Metal profits or paper profits?

The stock is running (up 500% in the last two months) on a single quarter of announced but unaudited “profits”. Meanwhile, an encyclopedia would be required to untangle the web of reasons the results cannot be relied upon.

“Related party” is the biggest factor in the company’s financials.
The company’s largest customer is a related party. The balance sheet is loaded with receivables to a related party (nearly $33m), and “Other Liabilities” to a related party ($35m). The company rents a production facility from a related party, and sells the output to the same related party.

The new frontier of the China deals we are seeing in the market these days is joint ventures with Chinese partners. It remains to be seen how many of these will pan out. But Terra Nostra raises the bar further….way further. They are booking the profits for their Chinese joint venture deals that they haven’t even finished paying for yet. Even with the recent financing, Terra Nostra is still $12.8m short of paying for its copper joint venture over two years after founding it. Meanwhile it operates with negative working capital near $30 million. With the capital structure of one of its two current operating entities still undetermined, Citron cannot fathom how earnings in “cents per share” can be deemed to have any meaning whatsoever and reported to the public, when the underlying joint venture isn’t paid for. (Even presuming it could be disentangled from its pile of related party transactions)

The company’s auditor, Rotenberg & Co, a small firm in Rochester New York, is half a world and half a year away from being able to bring sufficient professional scrutiny to this pile of uncertainty to lend any professional credence to this claim of profitability.

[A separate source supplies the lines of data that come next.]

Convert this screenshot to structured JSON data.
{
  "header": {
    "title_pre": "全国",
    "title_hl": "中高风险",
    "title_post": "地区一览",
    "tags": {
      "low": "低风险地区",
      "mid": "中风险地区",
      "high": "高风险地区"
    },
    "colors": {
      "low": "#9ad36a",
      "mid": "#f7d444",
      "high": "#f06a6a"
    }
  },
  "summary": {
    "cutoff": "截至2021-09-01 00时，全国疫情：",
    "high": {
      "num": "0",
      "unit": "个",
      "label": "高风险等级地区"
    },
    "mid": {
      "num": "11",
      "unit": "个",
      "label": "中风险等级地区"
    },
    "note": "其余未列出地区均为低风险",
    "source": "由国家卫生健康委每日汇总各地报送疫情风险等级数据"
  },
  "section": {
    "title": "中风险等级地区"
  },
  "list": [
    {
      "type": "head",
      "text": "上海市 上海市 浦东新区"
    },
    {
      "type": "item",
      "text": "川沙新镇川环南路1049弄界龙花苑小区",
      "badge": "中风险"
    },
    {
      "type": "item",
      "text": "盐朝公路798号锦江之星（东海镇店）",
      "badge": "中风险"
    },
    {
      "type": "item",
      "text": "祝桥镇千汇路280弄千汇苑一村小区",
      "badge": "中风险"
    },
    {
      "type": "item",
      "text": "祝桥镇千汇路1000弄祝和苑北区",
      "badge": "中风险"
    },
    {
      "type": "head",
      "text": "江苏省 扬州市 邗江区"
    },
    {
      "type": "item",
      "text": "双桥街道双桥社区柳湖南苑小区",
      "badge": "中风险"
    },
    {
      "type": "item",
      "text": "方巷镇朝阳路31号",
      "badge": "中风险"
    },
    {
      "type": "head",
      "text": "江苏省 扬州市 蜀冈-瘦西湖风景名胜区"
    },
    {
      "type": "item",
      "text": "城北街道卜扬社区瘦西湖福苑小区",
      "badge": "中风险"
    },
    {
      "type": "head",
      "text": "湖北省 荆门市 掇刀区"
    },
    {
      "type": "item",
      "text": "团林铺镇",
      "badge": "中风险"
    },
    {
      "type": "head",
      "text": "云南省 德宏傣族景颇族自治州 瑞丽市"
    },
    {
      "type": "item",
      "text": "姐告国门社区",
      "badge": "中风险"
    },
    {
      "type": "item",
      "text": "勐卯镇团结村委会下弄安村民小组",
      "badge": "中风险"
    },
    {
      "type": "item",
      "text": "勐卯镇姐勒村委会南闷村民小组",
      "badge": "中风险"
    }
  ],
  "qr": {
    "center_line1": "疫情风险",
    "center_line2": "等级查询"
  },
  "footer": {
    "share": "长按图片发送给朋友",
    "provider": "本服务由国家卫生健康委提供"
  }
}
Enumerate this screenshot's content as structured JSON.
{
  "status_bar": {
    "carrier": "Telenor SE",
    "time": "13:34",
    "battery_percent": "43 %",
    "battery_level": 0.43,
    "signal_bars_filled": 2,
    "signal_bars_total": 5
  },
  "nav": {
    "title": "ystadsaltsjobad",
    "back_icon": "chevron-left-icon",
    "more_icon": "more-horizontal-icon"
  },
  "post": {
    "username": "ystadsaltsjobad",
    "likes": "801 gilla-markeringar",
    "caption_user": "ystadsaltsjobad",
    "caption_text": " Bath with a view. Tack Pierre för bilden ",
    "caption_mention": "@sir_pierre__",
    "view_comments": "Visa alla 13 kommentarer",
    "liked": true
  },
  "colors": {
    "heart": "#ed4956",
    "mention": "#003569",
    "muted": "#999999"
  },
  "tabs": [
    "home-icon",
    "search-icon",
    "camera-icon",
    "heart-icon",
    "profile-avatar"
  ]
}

Meanwhile, investors’ best valuation metric is the price at which the company sells its own shares.

Keep Counting

With the financing announced today, the company’s fully diluted share count is 75.6 million, up 16 million or 27% in just the last year. But the company is far from done. The company claims it needs to raise an additional $35m to $40m to complete its capitalization. At the current price is it commanding for its paper, the dilution for this financing, if it can be achieved at all, will be staggering.

From Terra Nostra’s 10-Q just filed 10/22/07

At present, based on current operations, the Company does not have sufficient cash and liquid assets to satisfy its cash requirements on a monthly basis. The operations of the Company as at August 31, 2007, are undertaken by the Subsidiaries, two Sino-Foreign Joint Venture Companies in which the Company holds a 51% interest, operating under the laws of the PRC. There can be no assurance that the Company will be able to raise the required funds to fulfill its capital contribution commitments under the respective STJMC JV. Should the Company be unable to provide the funds required according to a schedule as determined by the STJMC Board of Directors, the Company could potentially be subject to a diminished ownership percentage.


In the opinion of Citron Research, Terra Nostra is a paper mill masquerading as a metal mill. The dilution is out of control, run by a family with serious history of securities fraud run out of a Bahamian holding company.

It is predictable that the public’s passion for China stocks will be met by all kinds of opportunists. But the ones from Vancouver and Boca – with bad operators behind them – afford every reason to stay away.